Situation: A maintenance order was passed in favour of the wife under Sec 125(1)(a) of CRPC in 2016. Due to the prevailing COVID-19 circumstances, the husband lost his job and is no longer is a position to comply with the order and has defaulted in the payment of maintenance for a few months now. The husband and wife also have a major son who is an earning member of the family and resides with the wife. What are the solutions available for the husband?
There is no provision for appeal available against an order of maintenance therefore in this case, the party aggrieved by the order has an option to file for revision of the order.
The power of revision is vested in the High Court and the Sessions Court under Section 397 of CRPC. The section states that, “The High Court or any Sessions Judge may call for and examine the record of any proceeding before any inferior Criminal Court situate within its or his local jurisdiction for the purpose of satisfying itself or himself as to the correctness, legality or propriety of any finding, sentence or order,- recorded or passed”. When the High Court or the Sessions Court call for records from the inferior court under the aforementioned section, it causes an indirect stay in the proceedings of the inferior court as they are no longer in possession of records of the proceedings, and hence can not proceed with the case.
If the order was passed by the Family Court then revision application would lie before the High Court under Section 397, read with Section 401 of CRPC as the Family Court is presided by a Sessions Judge.
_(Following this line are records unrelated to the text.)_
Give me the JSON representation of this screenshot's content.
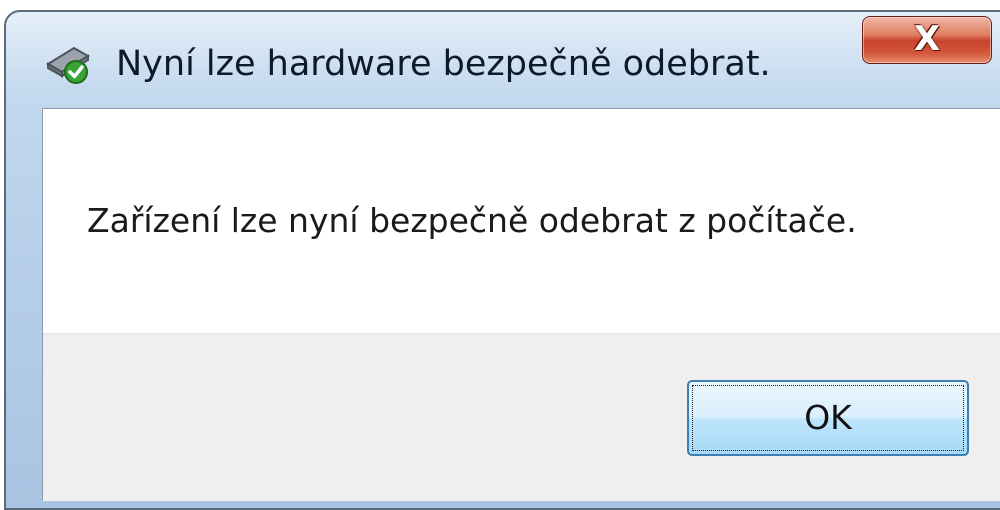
{
  "window": {
    "title": "Nyní lze hardware bezpečně odebrat.",
    "title_icon": "safely-remove-hardware-icon",
    "close_icon": "close-icon",
    "close_glyph": "X"
  },
  "dialog": {
    "message": "Zařízení lze nyní bezpečně odebrat z počítače."
  },
  "buttons": {
    "ok_label": "OK"
  },
  "colors": {
    "frame": "#b8d0ea",
    "close_button": "#c7432b",
    "ok_border": "#3c7fb1",
    "footer": "#efefef"
  }
}
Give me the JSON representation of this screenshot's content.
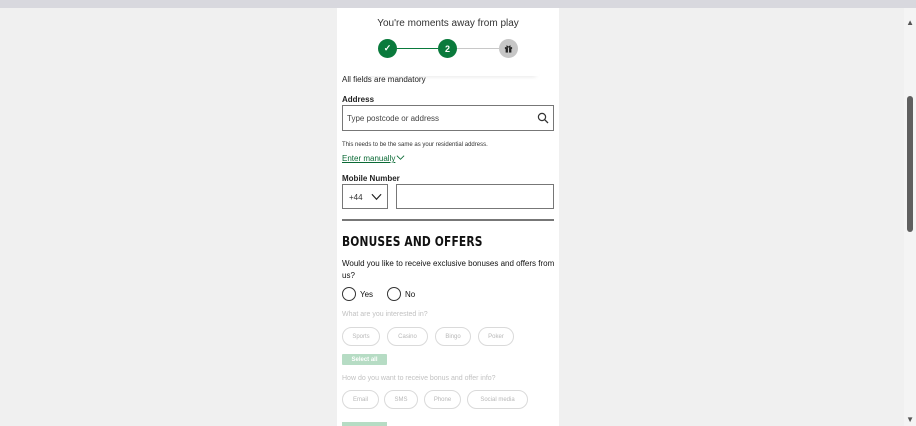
{
  "stepper": {
    "heading": "You're moments away from play",
    "step1_glyph": "✓",
    "step2_number": "2",
    "step3_icon": "gift-icon"
  },
  "form": {
    "mandatory_note": "All fields are mandatory",
    "address": {
      "label": "Address",
      "placeholder": "Type postcode or address",
      "hint": "This needs to be the same as your residential address.",
      "enter_manually": "Enter manually"
    },
    "mobile": {
      "label": "Mobile Number",
      "country_code": "+44",
      "value": ""
    }
  },
  "bonuses": {
    "title": "BONUSES AND OFFERS",
    "question": "Would you like to receive exclusive bonuses and offers from us?",
    "options": {
      "yes": "Yes",
      "no": "No"
    },
    "interests_label": "What are you interested in?",
    "interests": [
      "Sports",
      "Casino",
      "Bingo",
      "Poker"
    ],
    "select_all": "Select all",
    "channels_label": "How do you want to receive bonus and offer info?",
    "channels": [
      "Email",
      "SMS",
      "Phone",
      "Social media"
    ]
  },
  "colors": {
    "brand_green": "#0a7a3c",
    "disabled_green": "#b6dcc4"
  }
}
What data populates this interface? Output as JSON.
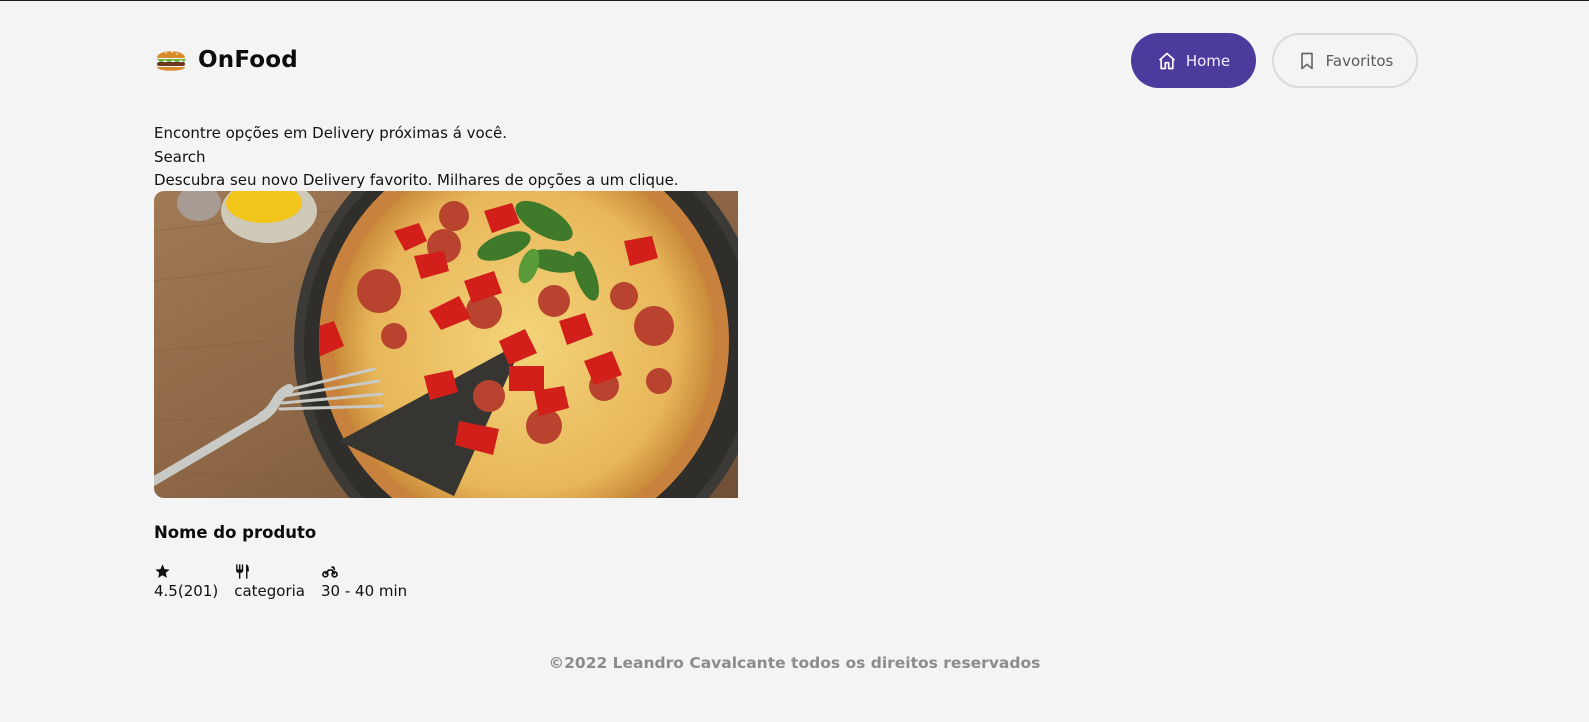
{
  "brand": {
    "name": "OnFood",
    "logo_icon": "burger-icon"
  },
  "nav": {
    "home": {
      "label": "Home",
      "icon": "home-icon",
      "active": true,
      "color": "#4c3a9c"
    },
    "favorites": {
      "label": "Favoritos",
      "icon": "bookmark-icon",
      "active": false
    }
  },
  "intro": {
    "headline": "Encontre opções em Delivery próximas á você.",
    "search_label": "Search",
    "tagline": "Descubra seu novo Delivery favorito. Milhares de opções a um clique."
  },
  "product": {
    "image_icon": "pizza-photo",
    "name": "Nome do produto",
    "rating": "4.5(201)",
    "rating_icon": "star-icon",
    "category": "categoria",
    "category_icon": "utensils-icon",
    "delivery_time": "30 - 40 min",
    "delivery_icon": "motorcycle-icon"
  },
  "footer": {
    "text": "©2022 Leandro Cavalcante todos os direitos reservados"
  }
}
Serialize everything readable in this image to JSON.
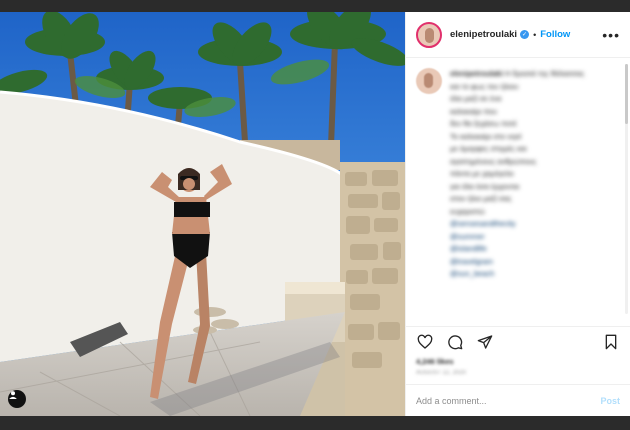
{
  "post": {
    "username": "elenipetroulaki",
    "follow_label": "Follow",
    "separator": "•",
    "more_label": "•••",
    "verified_glyph": "✓",
    "caption": {
      "username": "elenipetroulaki",
      "lines": [
        "Η δροσιά της θάλασσας",
        "και το φως του ήλιου",
        "όλα μαζί σε ένα",
        "καλοκαίρι που",
        "δεν θα ξεχάσω ποτέ",
        "Το καλοκαίρι στο νησί",
        "με όμορφες στιγμές και",
        "αγαπημένους ανθρώπους",
        "πάντα με χαμόγελο",
        "για όλα όσα έρχονται",
        "στον ήλιο μαζί σας",
        "ευχαριστώ"
      ],
      "tags": [
        "@sensesandthecity",
        "@summer",
        "@islandlife",
        "@travelgram",
        "@sun_beach"
      ]
    },
    "likes": "4,246 likes",
    "time": "August 12, 2020",
    "comment_placeholder": "Add a comment...",
    "post_label": "Post"
  },
  "icons": {
    "like": "heart-icon",
    "comment": "comment-icon",
    "share": "share-icon",
    "save": "bookmark-icon",
    "more": "more-icon",
    "tag": "user-tag-icon"
  },
  "colors": {
    "accent": "#0095f6",
    "verified": "#3897f0",
    "sky": "#3e7fd6"
  }
}
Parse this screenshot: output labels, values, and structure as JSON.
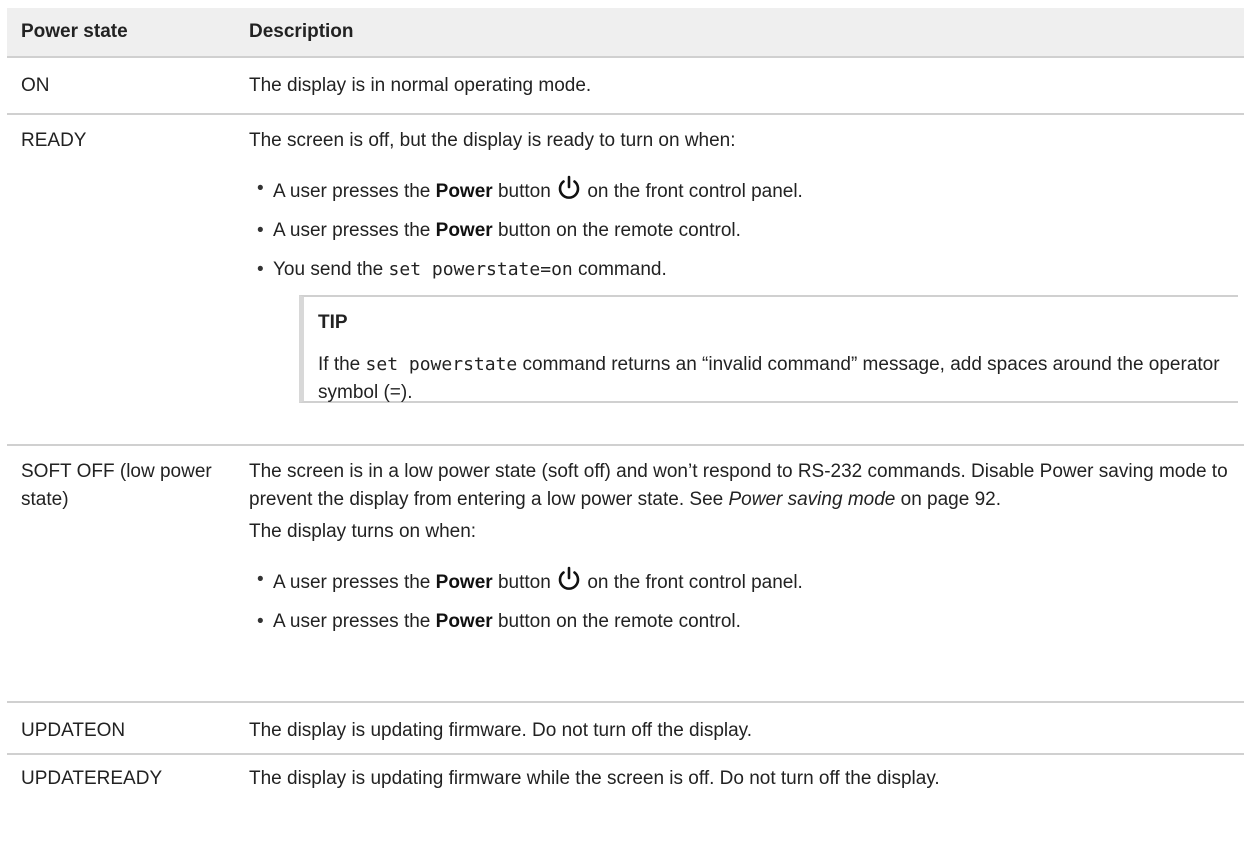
{
  "headers": {
    "col1": "Power state",
    "col2": "Description"
  },
  "rows": {
    "on": {
      "state": "ON",
      "desc": "The display is in normal operating mode."
    },
    "ready": {
      "state": "READY",
      "intro": "The screen is off, but the display is ready to turn on when:",
      "bullet1": {
        "pre": "A user presses the ",
        "bold": "Power",
        "mid": " button",
        "post": " on the front control panel."
      },
      "bullet2": {
        "pre": "A user presses the ",
        "bold": "Power",
        "post": " button on the remote control."
      },
      "bullet3": {
        "pre": "You send the ",
        "code": "set powerstate=on",
        "post": " command."
      },
      "tip": {
        "title": "TIP",
        "pre": "If the ",
        "code": "set powerstate",
        "post": " command returns an “invalid command” message, add spaces around the operator symbol (=)."
      }
    },
    "soft_off": {
      "state": "SOFT OFF (low power state)",
      "para1": "The screen is in a low power state (soft off) and won’t respond to RS-232 commands. Disable Power saving mode to prevent the display from entering a low power state. See ",
      "para1_italic": "Power saving mode",
      "para1_post": " on page 92.",
      "para2": "The display turns on when:",
      "bullet1": {
        "pre": "A user presses the ",
        "bold": "Power",
        "mid": " button",
        "post": " on the front control panel."
      },
      "bullet2": {
        "pre": "A user presses the ",
        "bold": "Power",
        "post": " button on the remote control."
      }
    },
    "updateon": {
      "state": "UPDATEON",
      "desc": "The display is updating firmware. Do not turn off the display."
    },
    "updateready": {
      "state": "UPDATEREADY",
      "desc": "The display is updating firmware while the screen is off. Do not turn off the display."
    }
  },
  "icons": {
    "power": "power-icon"
  }
}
Section 401 of CRPC lays down High Court’s power to revision. If there is no family court in an area, the Magistrate is vested with the power of a Family Court. Then in such a situation, when the Magistrate has passed an order of maintenance, the revision would lay before the Sessions Court under Section 397 read with Section 399 CRPC and not before the High Court. Section 399 of CRPC lays down Session’s Judge’s Power of Revision.
Now in this case a revision application cannot be sought nor can the order of maintenance be challenged as the order was passed in 2016 and the husband did not raise any objections at the time the order was passed instead he complied with the order for four years till he lost his job. Further, for an order to be challenged, there must be some error or fault in the order by the Judge. Since the loss of job was in response to an unforeseeable situation, it fails to provide for a valid ground to challenge or revise the order of maintenance.
Since the circumstances have changed owing to loss of job in response to the pandemic, the husband has an option to file for an alteration of maintenance under Section 127 of CRPC. Sec 127(1) reads, “On proof of a change in the circumstances of any person, receiving, under section 125 a monthly allowance, or ordered under the same section to pay a monthly allowance to his wife, child, father or mother, as case may be, the Magistrate may make such alteration in the allowance he thinks fit”.
However, a prerequisite of filing an application under Section 127 is that the arrears of unpaid maintenance needs to be cleared till date of filing of the application. As the judge will ask for compliance of previous order given by the court before it can entertain a application for alteration.
Another option is also available to the husband, that is to file a claim for maintenance as a parent against his son under section 125(1)(d). To avail this section, it must be proved that the son has sufficient means to maintain his father and has no liabilities or debt on his name.
Natasha Menon (5th Year BA.LLB, Maharaja Sayajirao University Baroda)